“Only a fool learns from his own mistakes. The wise man learns from the mistakes of others.”
― Otto von Bismarck
One thing I advocate on The Chrissy B Show is the importance of asking for help. Yet, we still seem to find it so difficult.
Of course there are a number of psychological barriers - made worse when suffering from depression or anxiety which contribute to reluctance to reach out, but most people worry about:
- bothering others
- not taking their advice (and then causing an issue in the relationship)
-not wanting to look weak or incapable (sometimes exacerbated by our upbringing or past experiences)
- wanting to be "the strong one" - as if asking for help damages the identity that has been created

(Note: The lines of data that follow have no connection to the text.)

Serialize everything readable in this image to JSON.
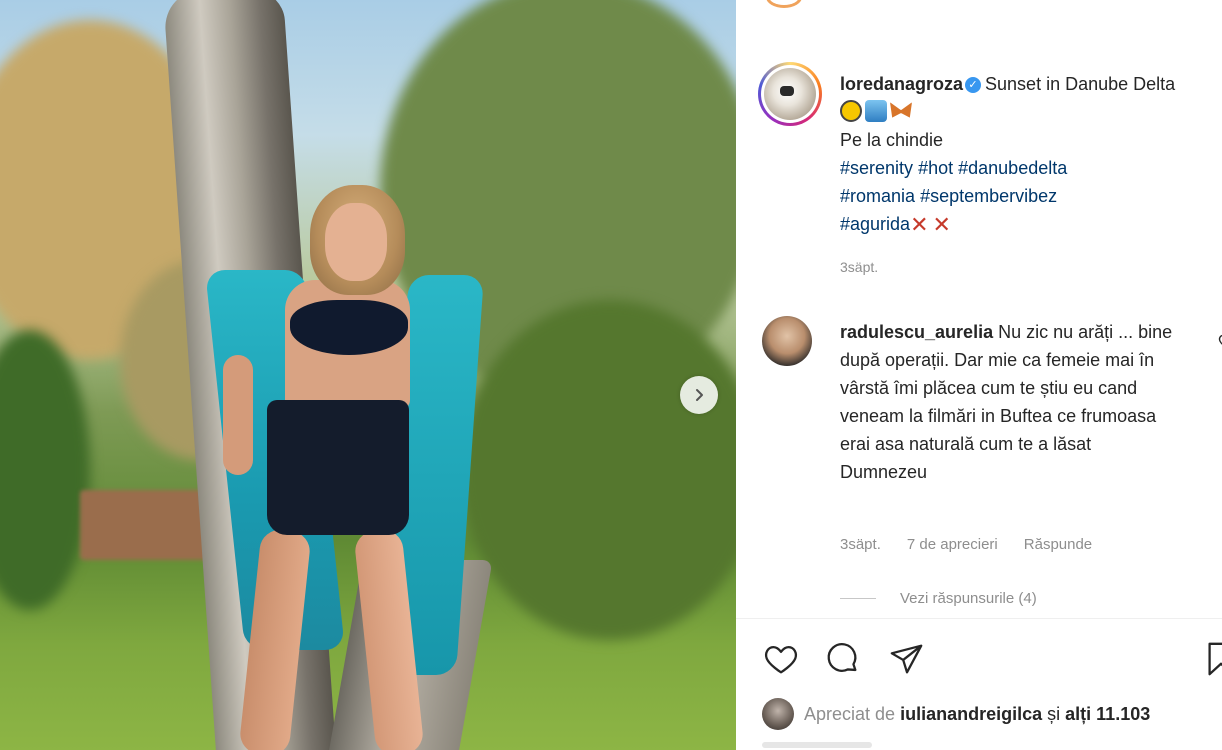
{
  "post": {
    "author": "loredanagroza",
    "caption_text": "Sunset in Danube Delta",
    "caption_line2": "Pe la chindie",
    "hashtags_line1": [
      "#serenity",
      "#hot",
      "#danubedelta"
    ],
    "hashtags_line2": [
      "#romania",
      "#septembervibez"
    ],
    "hashtags_line3": [
      "#agurida"
    ],
    "time_ago": "3säpt."
  },
  "comment": {
    "username": "radulescu_aurelia",
    "text": "Nu zic nu arăți ... bine după operații. Dar mie ca femeie mai în vârstă îmi plăcea cum te știu eu cand veneam la filmări in Buftea ce frumoasa erai asa naturală cum te a lăsat Dumnezeu",
    "time_ago": "3säpt.",
    "likes": "7 de aprecieri",
    "reply_label": "Răspunde",
    "view_replies": "Vezi răspunsurile (4)"
  },
  "likes": {
    "prefix": "Apreciat de",
    "user": "iulianandreigilca",
    "conjunction": "și",
    "others": "alți 11.103"
  },
  "icons": {
    "verified": "verified-badge-icon",
    "next": "chevron-right-icon",
    "like": "heart-icon",
    "comment": "comment-bubble-icon",
    "share": "paper-plane-icon",
    "save": "bookmark-icon"
  },
  "colors": {
    "hashtag": "#00376b",
    "verified": "#3897f0",
    "muted": "#8e8e8e",
    "text": "#262626"
  }
}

- realising they cannot do it alone (and needing to work through feelings which are stirred up)
- embarassment at needing help at all
However, sometimes asking for help - especially before things go awry - is better than needing it from a state of panic (only to be told "Why didn't you say something?"...thus starting the cycle again) - and it can build a very positive relationship that benefits you and the person helping.
Not only that, but one is not expected to be the expert on every area - which is why it's even better to have friends or colleagues you can call upon to learn from their experience (and their mistakes!) once in a while.
Whomsoever you are approaching, two things that makes asking for help easier are:
1. Knowing what to ask
2. Knowing who to ask (and when)
(...and the secret third thing - 3. It's OK not to know everything!)
KNOWING WHAT TO ASK
When the mere act of saying "I'm a bit stuck here" is already a mountain to climb, it seems so much harder to add the burden of knowing what to ask as well. (This is one of the reasons in favour of asking for help early anyway). However, that burden, in some ways is yours to shoulder. You are asking for the benefit of someone else's time and experience - and if you are already concerned that you don't "want to bother" - it's much easier for that person to help you if you - and they - are aware of what you are looking for.
I always tell my students that I will always happily look over their assignments - but to come prepared with specific questions to ask me...this also demonstrates that they have looked over and taken owenership of their work as well.
So - if you are asking for help:
- Try to be specific, at least with the area you want advice on
- Have some questions ready for that time you ask - and sometimes, it can be polite to ask first if they have time to help you.
(Psychologically, most of us like being asked for help - so it seems quite strange that people don't want to do it.)
KNOWING WHO TO ASK
While we may be comfortable asking those closest to us for help, they may not be the best people as they may not have the required expertise, and sometimes their relationship with you may bias their responses. Why do we go to doctors or lawyers or customer services - generally because they have the specific expertise that we are needing for our issue. Therefore, the first people to approach will be those who have offered you help in that area - this generally happens when they have experience they are willing to share - and wow, that's a real advantage! The next may be friends and family - but often with regards to whether they may know someone who can help - especially if you know they have no expertise in the area. Experience is important. Sometimes you don't need motivation and support - you just need answers!!!
...and be aware that in some cases you may still be expected to give consideration in return - after all they are the expert...even if it's "mates rates" - or if they are offering you their resource for free, don't keep badgering - and keep the door open for giving them your help in return. (It's also OK if you don't take the advice - just don't keep asking the same people in order to reject them!!)
Asking for help can be a very positive connection for both parties - and can lead to greater opportunities and knowledge sharing in future.
So get asking.